At an Infogrames press event today, we got to check out a 60-percent-complete build of the Xbox version of Dungeons & Dragons Heroes, the action RPG also destined for release on the GameCube in Q1 2003. The game plays a lot like a more complex version of Gauntlet--including four-player support--but despite the fact that it makes full use of the D&D 3rd Edition rules, there's no reason why players new to the D&D universe won't be able to pick it up and play along with hard-core fans.
Upon starting the game, you get to choose to play as either a fighter, cleric, rogue, or wizard character. At the outset you will have access to only two basic moves determined by your choice of character, but each time that character gains an experience level by killing a certain number of enemies, you will get to choose a new skill.

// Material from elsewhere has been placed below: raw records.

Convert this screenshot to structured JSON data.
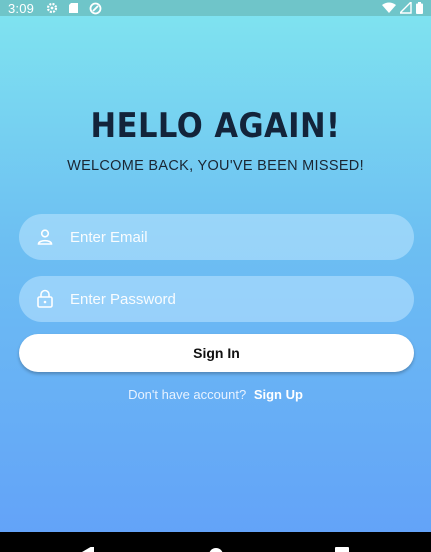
{
  "status_bar": {
    "time": "3:09",
    "left_icons": [
      "gear-icon",
      "sd-card-icon",
      "sync-icon"
    ],
    "right_icons": [
      "wifi-icon",
      "signal-icon",
      "battery-icon"
    ]
  },
  "header": {
    "title": "HELLO AGAIN!",
    "subtitle": "WELCOME BACK, YOU'VE BEEN MISSED!"
  },
  "form": {
    "email": {
      "placeholder": "Enter Email",
      "value": "",
      "icon": "person-icon"
    },
    "password": {
      "placeholder": "Enter Password",
      "value": "",
      "icon": "lock-icon"
    },
    "signin_label": "Sign In",
    "signup_prompt": "Don't have account?",
    "signup_link": "Sign Up"
  },
  "nav_bar": {
    "buttons": [
      "back-icon",
      "home-icon",
      "recents-icon"
    ]
  },
  "colors": {
    "gradient_top": "#80e5f0",
    "gradient_bottom": "#63a3f8",
    "title": "#13243a",
    "field_bg": "rgba(190,230,255,0.55)"
  }
}
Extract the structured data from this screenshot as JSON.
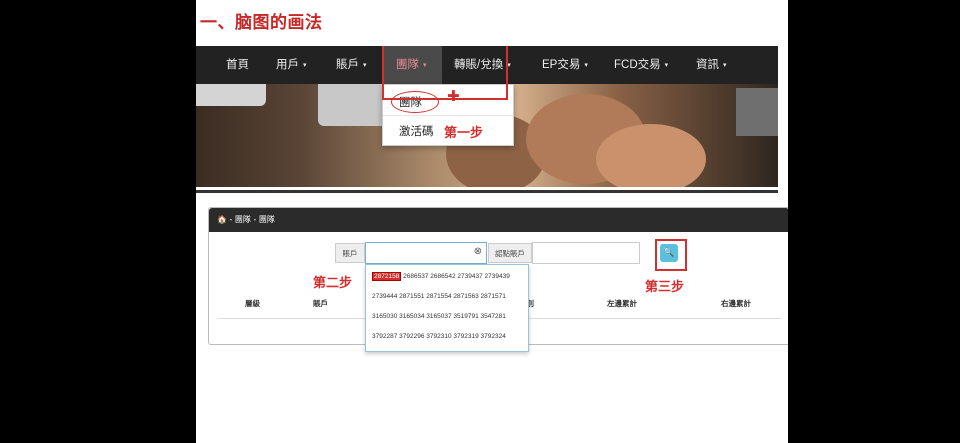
{
  "heading": "一、脑图的画法",
  "nav": {
    "items": [
      {
        "label": "首頁",
        "caret": false
      },
      {
        "label": "用戶",
        "caret": true
      },
      {
        "label": "賬戶",
        "caret": true
      },
      {
        "label": "團隊",
        "caret": true,
        "active": true
      },
      {
        "label": "轉賬/兌換",
        "caret": true
      },
      {
        "label": "EP交易",
        "caret": true
      },
      {
        "label": "FCD交易",
        "caret": true
      },
      {
        "label": "資訊",
        "caret": true
      }
    ],
    "caret_glyph": "▾"
  },
  "dropdown": {
    "items": [
      "團隊",
      "激活碼"
    ],
    "plus": "✚"
  },
  "annotations": {
    "step1": "第一步",
    "step2": "第二步",
    "step3": "第三步"
  },
  "panel": {
    "breadcrumb": "🏠 - 團隊 - 團隊",
    "account_label": "賬戶",
    "referrer_label": "認點賬戶",
    "search_icon": "search-icon",
    "columns": [
      "層級",
      "賬戶",
      "級別",
      "左邊累計",
      "右邊累計"
    ]
  },
  "suggestions": {
    "highlight": "2872158",
    "rows": [
      [
        "2686537",
        "2686542",
        "2739437",
        "2739439"
      ],
      [
        "2739444",
        "2871551",
        "2871554",
        "2871563",
        "2871571"
      ],
      [
        "3165030",
        "3165034",
        "3165037",
        "3519791",
        "3547281"
      ],
      [
        "3792287",
        "3792296",
        "3792310",
        "3792319",
        "3792324"
      ]
    ]
  },
  "colors": {
    "accent_red": "#d32f2f",
    "navbar_bg": "#222222",
    "button_blue": "#5bc0de"
  }
}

There are around 40 different combat moves for each character, plus a selection of special abilities. At any one time you can have your own choice of moves mapped onto three of the face buttons, and these are easily changed, midbattle if necessary, simply by holding down the left trigger button and using the directional pad.
As you progress through the game you'll collect up to five planar gems. One of the five is being kept a secret at this time, but the other four that we got to see today can imbue weapons with powers of air, ice, fire, and earth. Certain gems will make weapons and any move performed with them more effective against enemies of a certain type. So, for example, a move performed against a fire-breathing dragon will be much more effective if used in tandem with the ice gem instead of the fire gem, which in this instance would actually see your attacks restoring health to the enemy rather than draining it. The gem we made the most use of at today's demonstration was actually the air gem, which often has the effect of tossing enemies away as if they've been hit by a whirlwind when they're struck.

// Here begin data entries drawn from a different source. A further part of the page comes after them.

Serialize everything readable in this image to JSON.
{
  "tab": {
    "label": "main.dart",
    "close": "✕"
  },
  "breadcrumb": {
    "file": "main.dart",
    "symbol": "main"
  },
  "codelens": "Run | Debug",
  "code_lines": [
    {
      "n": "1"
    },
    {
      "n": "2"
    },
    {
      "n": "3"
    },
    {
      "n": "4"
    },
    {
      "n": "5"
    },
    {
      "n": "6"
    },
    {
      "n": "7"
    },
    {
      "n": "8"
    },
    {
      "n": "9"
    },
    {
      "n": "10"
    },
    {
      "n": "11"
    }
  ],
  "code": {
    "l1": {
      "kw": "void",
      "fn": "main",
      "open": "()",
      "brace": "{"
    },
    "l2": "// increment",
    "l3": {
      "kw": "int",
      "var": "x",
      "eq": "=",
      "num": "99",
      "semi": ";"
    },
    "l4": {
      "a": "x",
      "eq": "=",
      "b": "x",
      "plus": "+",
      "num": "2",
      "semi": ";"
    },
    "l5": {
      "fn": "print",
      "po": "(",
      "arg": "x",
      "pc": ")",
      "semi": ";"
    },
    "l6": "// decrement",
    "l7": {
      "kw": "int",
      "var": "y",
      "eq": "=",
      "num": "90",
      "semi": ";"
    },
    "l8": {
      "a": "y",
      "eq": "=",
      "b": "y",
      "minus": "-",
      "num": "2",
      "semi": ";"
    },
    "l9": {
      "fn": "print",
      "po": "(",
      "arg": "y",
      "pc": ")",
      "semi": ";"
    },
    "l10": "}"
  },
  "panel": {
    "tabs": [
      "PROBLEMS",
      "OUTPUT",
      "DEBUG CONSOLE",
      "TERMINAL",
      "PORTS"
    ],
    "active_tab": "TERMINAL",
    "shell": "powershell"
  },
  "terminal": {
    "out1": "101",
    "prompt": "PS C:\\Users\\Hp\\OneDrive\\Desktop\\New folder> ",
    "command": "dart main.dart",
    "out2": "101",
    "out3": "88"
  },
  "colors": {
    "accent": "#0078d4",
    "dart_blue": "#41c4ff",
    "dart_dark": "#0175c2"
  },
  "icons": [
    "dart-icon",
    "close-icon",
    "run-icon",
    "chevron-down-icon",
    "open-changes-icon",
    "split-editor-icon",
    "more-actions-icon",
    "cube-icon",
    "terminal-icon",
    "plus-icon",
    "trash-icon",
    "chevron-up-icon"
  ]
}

A great feature of D&D Heroes is that players who save their characters onto a memory card will be able to jump into games with friends, so any time spent playing solo to build up characters and learn new skills is sure to pay off once a group of players gets together. D&D Heroes is due for release on the Xbox and GameCube early in 2003, for more information take a look at our